WORK ITEM >>
Would you output each record exactly as it stands?

──────────

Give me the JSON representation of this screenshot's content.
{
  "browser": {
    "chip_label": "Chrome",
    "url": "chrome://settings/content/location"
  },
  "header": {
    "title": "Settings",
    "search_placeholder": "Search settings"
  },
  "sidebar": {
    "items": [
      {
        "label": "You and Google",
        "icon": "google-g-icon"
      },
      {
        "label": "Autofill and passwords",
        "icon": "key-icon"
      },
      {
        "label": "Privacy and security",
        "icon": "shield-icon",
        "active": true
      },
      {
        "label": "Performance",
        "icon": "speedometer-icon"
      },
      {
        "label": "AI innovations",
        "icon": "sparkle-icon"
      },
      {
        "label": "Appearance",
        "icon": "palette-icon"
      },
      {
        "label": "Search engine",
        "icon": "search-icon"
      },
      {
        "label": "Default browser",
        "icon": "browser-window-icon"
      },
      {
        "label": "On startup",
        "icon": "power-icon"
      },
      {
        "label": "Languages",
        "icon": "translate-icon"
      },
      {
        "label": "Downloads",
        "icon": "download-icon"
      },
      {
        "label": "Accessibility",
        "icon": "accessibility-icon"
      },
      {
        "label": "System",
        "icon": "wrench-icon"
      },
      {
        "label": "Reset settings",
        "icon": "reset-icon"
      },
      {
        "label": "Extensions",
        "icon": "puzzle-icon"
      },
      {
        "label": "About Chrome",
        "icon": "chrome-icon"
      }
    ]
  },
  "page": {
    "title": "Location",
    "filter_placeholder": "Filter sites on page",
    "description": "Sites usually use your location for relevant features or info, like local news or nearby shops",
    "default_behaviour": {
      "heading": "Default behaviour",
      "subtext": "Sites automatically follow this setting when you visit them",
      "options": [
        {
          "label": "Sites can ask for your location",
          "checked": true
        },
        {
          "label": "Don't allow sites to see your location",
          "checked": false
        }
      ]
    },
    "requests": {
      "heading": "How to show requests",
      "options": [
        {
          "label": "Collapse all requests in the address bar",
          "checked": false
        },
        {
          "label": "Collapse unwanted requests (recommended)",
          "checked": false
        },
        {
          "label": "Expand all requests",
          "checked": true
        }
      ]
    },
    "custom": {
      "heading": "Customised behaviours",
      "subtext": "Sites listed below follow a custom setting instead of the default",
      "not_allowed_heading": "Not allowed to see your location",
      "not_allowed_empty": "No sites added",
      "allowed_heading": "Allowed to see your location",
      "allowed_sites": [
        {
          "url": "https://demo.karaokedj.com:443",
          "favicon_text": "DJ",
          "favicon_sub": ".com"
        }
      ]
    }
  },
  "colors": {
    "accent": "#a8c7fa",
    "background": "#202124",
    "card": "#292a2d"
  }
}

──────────

OUTPUT OF THE EXERCISE >>
Give me the JSON representation of this screenshot's content.
{
  "browser": {
    "chip_label": "Chrome",
    "url": "chrome://settings/content/location"
  },
  "header": {
    "title": "Settings",
    "search_placeholder": "Search settings"
  },
  "sidebar": {
    "items": [
      {
        "label": "You and Google",
        "icon": "google-g-icon"
      },
      {
        "label": "Autofill and passwords",
        "icon": "key-icon"
      },
      {
        "label": "Privacy and security",
        "icon": "shield-icon",
        "active": true
      },
      {
        "label": "Performance",
        "icon": "speedometer-icon"
      },
      {
        "label": "AI innovations",
        "icon": "sparkle-icon"
      },
      {
        "label": "Appearance",
        "icon": "palette-icon"
      },
      {
        "label": "Search engine",
        "icon": "search-icon"
      },
      {
        "label": "Default browser",
        "icon": "browser-window-icon"
      },
      {
        "label": "On startup",
        "icon": "power-icon"
      },
      {
        "label": "Languages",
        "icon": "translate-icon"
      },
      {
        "label": "Downloads",
        "icon": "download-icon"
      },
      {
        "label": "Accessibility",
        "icon": "accessibility-icon"
      },
      {
        "label": "System",
        "icon": "wrench-icon"
      },
      {
        "label": "Reset settings",
        "icon": "reset-icon"
      },
      {
        "label": "Extensions",
        "icon": "puzzle-icon"
      },
      {
        "label": "About Chrome",
        "icon": "chrome-icon"
      }
    ]
  },
  "page": {
    "title": "Location",
    "filter_placeholder": "Filter sites on page",
    "description": "Sites usually use your location for relevant features or info, like local news or nearby shops",
    "default_behaviour": {
      "heading": "Default behaviour",
      "subtext": "Sites automatically follow this setting when you visit them",
      "options": [
        {
          "label": "Sites can ask for your location",
          "checked": true
        },
        {
          "label": "Don't allow sites to see your location",
          "checked": false
        }
      ]
    },
    "requests": {
      "heading": "How to show requests",
      "options": [
        {
          "label": "Collapse all requests in the address bar",
          "checked": false
        },
        {
          "label": "Collapse unwanted requests (recommended)",
          "checked": false
        },
        {
          "label": "Expand all requests",
          "checked": true
        }
      ]
    },
    "custom": {
      "heading": "Customised behaviours",
      "subtext": "Sites listed below follow a custom setting instead of the default",
      "not_allowed_heading": "Not allowed to see your location",
      "not_allowed_empty": "No sites added",
      "allowed_heading": "Allowed to see your location",
      "allowed_sites": [
        {
          "url": "https://demo.karaokedj.com:443",
          "favicon_text": "DJ",
          "favicon_sub": ".com"
        }
      ]
    }
  },
  "colors": {
    "accent": "#a8c7fa",
    "background": "#202124",
    "card": "#292a2d"
  }
}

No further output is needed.